 “Enforcement of Property Rights during the Russian Transition: Problems and Some Approaches to a New Liberal Solution” Journal of Legal Studies, 28(2), 1999, pp. 515-544.




Personal Website:
  • Ph.D. Doctor of Economics, Keio University, 1997
Course Name Course Title Semester Syllabus
ECON412 Economic History and Modern Development Fall 2017
ECON412 Economic History and Modern Development Fall 2016
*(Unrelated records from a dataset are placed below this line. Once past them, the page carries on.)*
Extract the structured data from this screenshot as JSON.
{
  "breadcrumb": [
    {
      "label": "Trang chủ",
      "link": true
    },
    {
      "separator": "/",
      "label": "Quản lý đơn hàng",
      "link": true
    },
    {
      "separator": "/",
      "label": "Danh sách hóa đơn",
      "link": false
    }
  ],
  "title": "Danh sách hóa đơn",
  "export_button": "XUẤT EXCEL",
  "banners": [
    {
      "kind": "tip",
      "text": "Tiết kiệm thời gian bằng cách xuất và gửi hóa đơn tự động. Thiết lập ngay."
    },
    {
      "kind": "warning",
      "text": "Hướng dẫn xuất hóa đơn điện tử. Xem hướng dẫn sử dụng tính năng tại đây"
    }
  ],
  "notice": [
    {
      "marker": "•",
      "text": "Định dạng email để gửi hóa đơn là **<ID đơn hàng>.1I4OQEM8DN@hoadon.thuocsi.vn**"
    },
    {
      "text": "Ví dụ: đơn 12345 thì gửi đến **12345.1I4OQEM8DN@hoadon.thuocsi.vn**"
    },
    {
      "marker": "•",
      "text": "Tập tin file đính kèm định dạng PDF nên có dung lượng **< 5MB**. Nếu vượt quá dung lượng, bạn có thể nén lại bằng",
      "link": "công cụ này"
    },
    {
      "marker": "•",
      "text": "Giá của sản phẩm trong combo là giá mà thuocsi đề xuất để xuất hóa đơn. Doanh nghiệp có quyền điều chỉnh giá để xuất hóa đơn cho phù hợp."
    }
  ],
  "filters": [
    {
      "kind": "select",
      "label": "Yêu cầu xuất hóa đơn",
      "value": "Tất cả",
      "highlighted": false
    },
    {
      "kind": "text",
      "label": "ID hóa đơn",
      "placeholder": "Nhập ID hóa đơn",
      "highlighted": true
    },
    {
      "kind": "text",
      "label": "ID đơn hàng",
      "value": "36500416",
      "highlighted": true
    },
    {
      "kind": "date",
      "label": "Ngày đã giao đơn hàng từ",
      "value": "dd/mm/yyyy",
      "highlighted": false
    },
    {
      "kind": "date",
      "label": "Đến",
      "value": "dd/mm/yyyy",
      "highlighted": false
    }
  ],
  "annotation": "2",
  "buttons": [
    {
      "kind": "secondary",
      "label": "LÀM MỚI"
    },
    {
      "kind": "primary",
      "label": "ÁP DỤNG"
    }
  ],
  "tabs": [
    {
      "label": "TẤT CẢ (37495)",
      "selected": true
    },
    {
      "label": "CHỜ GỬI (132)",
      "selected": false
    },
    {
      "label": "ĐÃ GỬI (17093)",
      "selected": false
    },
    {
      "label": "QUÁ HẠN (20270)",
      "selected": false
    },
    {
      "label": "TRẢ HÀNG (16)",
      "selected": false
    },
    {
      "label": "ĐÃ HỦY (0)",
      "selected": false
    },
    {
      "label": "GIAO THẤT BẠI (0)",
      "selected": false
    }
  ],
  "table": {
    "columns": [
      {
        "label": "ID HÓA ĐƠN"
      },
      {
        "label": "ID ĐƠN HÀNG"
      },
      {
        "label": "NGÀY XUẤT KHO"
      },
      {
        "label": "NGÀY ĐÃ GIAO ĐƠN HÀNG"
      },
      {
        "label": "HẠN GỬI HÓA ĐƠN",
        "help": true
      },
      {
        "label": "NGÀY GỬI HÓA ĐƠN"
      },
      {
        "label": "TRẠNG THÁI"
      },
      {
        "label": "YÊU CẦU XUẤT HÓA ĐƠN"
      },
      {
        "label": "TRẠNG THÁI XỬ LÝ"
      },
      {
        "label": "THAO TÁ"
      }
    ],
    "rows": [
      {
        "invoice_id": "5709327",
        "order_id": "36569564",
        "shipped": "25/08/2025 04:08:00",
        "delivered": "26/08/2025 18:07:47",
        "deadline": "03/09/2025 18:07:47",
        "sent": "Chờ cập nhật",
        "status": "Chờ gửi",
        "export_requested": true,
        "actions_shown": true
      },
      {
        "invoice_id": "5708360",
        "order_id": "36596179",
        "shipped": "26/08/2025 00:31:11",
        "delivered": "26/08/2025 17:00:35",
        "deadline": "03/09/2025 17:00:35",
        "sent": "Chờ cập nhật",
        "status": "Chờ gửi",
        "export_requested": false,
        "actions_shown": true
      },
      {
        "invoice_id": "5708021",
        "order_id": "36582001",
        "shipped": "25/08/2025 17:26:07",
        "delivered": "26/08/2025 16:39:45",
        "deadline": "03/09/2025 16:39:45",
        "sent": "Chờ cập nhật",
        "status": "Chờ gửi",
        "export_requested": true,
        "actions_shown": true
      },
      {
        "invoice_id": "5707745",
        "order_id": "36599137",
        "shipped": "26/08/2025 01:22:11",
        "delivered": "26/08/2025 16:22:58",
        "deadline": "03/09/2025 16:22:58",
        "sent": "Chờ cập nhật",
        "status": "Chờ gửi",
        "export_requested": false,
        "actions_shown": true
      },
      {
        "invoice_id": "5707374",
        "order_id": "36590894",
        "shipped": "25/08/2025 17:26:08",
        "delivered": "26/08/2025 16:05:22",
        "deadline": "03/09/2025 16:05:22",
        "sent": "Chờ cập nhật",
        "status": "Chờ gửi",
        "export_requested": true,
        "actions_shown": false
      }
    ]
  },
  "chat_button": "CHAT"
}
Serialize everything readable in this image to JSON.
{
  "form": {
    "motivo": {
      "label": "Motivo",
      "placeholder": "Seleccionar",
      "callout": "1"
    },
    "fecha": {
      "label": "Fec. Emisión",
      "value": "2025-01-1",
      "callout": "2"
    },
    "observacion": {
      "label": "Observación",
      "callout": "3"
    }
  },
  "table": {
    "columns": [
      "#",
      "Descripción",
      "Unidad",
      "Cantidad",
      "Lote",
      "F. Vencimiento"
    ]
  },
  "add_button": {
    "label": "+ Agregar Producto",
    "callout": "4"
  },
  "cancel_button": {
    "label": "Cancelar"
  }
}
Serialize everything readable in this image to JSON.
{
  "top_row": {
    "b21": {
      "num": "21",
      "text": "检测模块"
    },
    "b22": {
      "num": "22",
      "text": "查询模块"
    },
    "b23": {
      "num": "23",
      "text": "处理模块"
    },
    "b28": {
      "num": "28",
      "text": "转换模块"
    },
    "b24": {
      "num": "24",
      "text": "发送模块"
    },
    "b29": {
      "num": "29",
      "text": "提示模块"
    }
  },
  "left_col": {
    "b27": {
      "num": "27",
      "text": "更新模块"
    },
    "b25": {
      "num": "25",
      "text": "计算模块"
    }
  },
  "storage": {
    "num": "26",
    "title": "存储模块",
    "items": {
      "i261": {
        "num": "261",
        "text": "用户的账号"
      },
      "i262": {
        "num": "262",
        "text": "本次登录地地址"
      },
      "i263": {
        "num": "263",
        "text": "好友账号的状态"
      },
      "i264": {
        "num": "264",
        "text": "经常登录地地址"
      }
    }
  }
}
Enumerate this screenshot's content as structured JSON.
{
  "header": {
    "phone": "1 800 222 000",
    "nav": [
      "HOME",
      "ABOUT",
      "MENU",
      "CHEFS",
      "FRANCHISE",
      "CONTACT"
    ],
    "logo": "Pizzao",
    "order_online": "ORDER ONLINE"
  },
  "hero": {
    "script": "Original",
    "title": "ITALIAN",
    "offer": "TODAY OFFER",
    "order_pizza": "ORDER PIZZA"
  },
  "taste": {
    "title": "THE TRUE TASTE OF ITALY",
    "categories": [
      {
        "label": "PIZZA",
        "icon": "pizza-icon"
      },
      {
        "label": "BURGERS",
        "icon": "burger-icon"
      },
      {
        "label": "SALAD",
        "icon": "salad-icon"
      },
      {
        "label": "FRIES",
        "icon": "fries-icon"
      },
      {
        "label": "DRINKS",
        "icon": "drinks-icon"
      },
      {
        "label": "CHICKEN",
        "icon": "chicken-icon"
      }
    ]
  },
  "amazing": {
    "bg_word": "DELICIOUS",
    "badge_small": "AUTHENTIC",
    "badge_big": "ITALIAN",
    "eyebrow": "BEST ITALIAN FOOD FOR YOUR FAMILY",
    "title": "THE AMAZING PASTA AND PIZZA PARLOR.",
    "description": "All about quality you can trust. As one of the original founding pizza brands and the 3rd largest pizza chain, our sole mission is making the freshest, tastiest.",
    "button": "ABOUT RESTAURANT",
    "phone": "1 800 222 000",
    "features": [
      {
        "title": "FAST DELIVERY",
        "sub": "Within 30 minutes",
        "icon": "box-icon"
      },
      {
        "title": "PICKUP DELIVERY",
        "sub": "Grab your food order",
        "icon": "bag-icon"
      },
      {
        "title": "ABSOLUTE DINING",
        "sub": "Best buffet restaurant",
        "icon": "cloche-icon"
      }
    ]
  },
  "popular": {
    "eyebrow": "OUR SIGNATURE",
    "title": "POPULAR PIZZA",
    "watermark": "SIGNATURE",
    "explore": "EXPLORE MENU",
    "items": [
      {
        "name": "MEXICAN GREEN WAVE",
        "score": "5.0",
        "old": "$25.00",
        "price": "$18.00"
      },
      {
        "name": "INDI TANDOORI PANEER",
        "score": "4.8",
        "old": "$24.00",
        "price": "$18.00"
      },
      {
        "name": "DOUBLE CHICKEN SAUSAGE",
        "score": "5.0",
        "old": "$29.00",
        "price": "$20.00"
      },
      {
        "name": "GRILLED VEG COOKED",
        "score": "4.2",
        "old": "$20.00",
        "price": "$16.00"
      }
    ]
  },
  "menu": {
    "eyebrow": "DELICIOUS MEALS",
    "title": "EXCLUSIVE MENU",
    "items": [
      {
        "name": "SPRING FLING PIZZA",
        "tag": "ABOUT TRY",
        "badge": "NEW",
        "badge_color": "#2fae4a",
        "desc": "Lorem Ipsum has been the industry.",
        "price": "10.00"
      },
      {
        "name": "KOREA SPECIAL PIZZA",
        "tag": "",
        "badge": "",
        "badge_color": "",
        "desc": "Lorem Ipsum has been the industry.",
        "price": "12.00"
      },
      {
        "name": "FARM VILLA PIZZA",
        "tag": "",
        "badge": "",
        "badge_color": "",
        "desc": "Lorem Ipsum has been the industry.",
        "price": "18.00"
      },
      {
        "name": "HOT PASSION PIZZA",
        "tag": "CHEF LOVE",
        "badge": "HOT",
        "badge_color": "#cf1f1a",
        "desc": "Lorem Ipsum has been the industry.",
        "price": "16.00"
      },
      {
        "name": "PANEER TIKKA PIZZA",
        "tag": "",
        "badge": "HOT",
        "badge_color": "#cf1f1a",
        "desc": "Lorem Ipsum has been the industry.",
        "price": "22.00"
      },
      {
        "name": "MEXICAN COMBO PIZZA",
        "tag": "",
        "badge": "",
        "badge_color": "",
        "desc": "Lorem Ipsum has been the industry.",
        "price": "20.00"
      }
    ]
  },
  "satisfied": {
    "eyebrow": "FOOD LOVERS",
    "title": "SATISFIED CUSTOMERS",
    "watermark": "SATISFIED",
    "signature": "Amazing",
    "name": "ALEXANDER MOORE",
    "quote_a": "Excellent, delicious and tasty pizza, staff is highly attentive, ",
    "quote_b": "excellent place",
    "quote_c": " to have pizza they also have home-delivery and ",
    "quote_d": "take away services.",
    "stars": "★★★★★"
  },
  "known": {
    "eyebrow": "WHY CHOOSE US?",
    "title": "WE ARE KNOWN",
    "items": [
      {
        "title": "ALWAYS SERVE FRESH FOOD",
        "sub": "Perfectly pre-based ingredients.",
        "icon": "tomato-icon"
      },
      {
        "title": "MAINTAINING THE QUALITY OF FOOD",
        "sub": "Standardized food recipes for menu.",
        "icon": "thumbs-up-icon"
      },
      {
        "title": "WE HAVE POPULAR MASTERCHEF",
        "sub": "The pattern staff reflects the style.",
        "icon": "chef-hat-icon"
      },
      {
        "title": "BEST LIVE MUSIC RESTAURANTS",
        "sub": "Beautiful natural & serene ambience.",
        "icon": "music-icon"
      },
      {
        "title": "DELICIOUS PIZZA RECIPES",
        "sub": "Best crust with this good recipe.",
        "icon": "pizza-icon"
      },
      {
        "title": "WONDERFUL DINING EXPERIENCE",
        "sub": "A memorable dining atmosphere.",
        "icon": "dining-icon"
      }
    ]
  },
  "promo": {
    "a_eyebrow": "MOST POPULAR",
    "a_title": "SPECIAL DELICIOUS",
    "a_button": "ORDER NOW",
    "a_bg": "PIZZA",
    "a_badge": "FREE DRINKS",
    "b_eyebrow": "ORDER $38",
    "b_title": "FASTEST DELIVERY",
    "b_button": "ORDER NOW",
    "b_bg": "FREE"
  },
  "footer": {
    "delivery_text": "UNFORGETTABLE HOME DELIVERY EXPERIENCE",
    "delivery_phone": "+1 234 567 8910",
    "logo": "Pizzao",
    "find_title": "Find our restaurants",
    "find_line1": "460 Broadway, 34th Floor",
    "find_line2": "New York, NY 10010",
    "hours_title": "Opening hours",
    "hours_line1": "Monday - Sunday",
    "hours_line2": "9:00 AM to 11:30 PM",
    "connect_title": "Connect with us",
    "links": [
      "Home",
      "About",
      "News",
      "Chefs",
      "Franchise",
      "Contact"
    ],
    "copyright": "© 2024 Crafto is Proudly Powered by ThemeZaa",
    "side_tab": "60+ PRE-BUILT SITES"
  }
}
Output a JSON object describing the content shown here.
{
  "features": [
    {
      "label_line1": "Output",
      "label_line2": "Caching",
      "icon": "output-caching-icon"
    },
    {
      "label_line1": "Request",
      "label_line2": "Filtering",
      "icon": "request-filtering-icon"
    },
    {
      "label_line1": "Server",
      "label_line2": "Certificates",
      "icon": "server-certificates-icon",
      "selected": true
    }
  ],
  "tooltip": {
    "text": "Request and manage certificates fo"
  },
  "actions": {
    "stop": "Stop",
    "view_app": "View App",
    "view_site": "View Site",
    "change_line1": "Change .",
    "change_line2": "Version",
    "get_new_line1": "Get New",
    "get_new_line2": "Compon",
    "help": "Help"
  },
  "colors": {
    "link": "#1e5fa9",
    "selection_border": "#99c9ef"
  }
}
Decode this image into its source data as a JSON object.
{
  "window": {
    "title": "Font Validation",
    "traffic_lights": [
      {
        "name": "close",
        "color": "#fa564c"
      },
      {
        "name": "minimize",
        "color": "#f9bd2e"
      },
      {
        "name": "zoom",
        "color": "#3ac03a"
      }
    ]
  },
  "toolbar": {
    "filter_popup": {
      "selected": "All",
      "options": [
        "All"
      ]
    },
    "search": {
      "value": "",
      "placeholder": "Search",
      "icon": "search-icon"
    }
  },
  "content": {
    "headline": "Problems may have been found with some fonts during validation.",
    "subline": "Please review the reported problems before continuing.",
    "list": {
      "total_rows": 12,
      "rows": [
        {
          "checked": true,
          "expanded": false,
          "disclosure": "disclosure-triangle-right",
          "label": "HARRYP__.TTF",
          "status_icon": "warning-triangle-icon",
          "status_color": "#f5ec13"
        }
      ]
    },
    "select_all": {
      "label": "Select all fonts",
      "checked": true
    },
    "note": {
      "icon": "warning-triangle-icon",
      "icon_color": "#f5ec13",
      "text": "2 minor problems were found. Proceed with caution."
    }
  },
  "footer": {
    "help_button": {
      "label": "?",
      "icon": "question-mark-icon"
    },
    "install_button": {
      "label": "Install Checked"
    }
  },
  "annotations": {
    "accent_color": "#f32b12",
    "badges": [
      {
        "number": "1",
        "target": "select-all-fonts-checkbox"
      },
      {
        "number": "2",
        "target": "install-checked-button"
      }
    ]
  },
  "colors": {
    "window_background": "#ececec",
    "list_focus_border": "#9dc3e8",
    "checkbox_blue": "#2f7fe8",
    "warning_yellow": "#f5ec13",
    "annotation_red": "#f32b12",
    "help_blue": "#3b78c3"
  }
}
My research centers on fundamental issues of economic dynamics and development. Having lived through the collapse of a totalitarian system, I found that the dynamics of the transition to a market economy using “new institutional economics” (economic approach to the analysis of social institutions pioneered by Ronald Coase, Harold Demsetz, and Douglas North) presented a natural starting point. Since I joined the U.S. academic community in the early 2000s, I have focused on detailed, "nanoeconomic" examination of the major determinants of economic success and failure through the lens of industry behavior, entrepreneurship, and adoption and diffusion of best technological and management practices, especially as they relate to human capital. I have aimed to develop new theoretical perspectives, as well as new empirical approaches to measuring quantitatively various important relevant phenomena, among them, rewards to entrepreneurship, the role of managerial talent in the productivity and profitability of plants, the impact of political risk on investment and growth, and the role of globalization in fighting the corporate culture of hiding and corruption. A country’s stage of development and its institutions determine how effectively it can generate and exploit new technological opportunities and utilize its human capital. At the same time, superior human capital and rapid diffusion of best practices, even if they happen initially in just one industry, have the potential of eventually changing the whole institutional landscape. Dynamic, innovative industries and regions are born out of a marriage between technological opportunity and human capital, on the one hand, and market demand and institutional rules governing asset allocation and rent appropriation, on the other hand. The consequences for human welfare of understanding how a country can unleash its productive potential are so staggering that, as Nobel Laureate Robert Lucas wrote, “once one starts to think about them, it is hard to think about anything else” (Lucas, 1988, p. 5). While we may already have a rather good idea of poor institutions being the main reason for “why nations fail” (Acemoglu and Robinson, 2012), detailed “nano-economic” study of entrepreneurship and industry behavior presents, in my view, the most promising way of studying development (including institution-building) as a “self-discovery” process (Hausmann and Rodrik, 2003), and thus allows one to pose and answer the question of how nations succeed. I expect this to be the most important theme in my research agenda going forward.
Former Students
  • Atsushi Ohyama
    Associate Professor, Hitotsubashi University, Institute for Innovation Research
  • Yasunori Okumura
    Associate Professor, Department of Logistics and Information Engineering, Tokyo University of Marine
  • Yu Peng Lin
    Assistant Professor of Economics, University of Detroit Mercy
  • Paul van der Boor
    Consultant, Business Technology Office at McKinsey & Company
  • Serguey Braguinsky
4115D Tydings Hall
Department of Economics
Phone: (301) 405-3497
Office Hours:
By appointment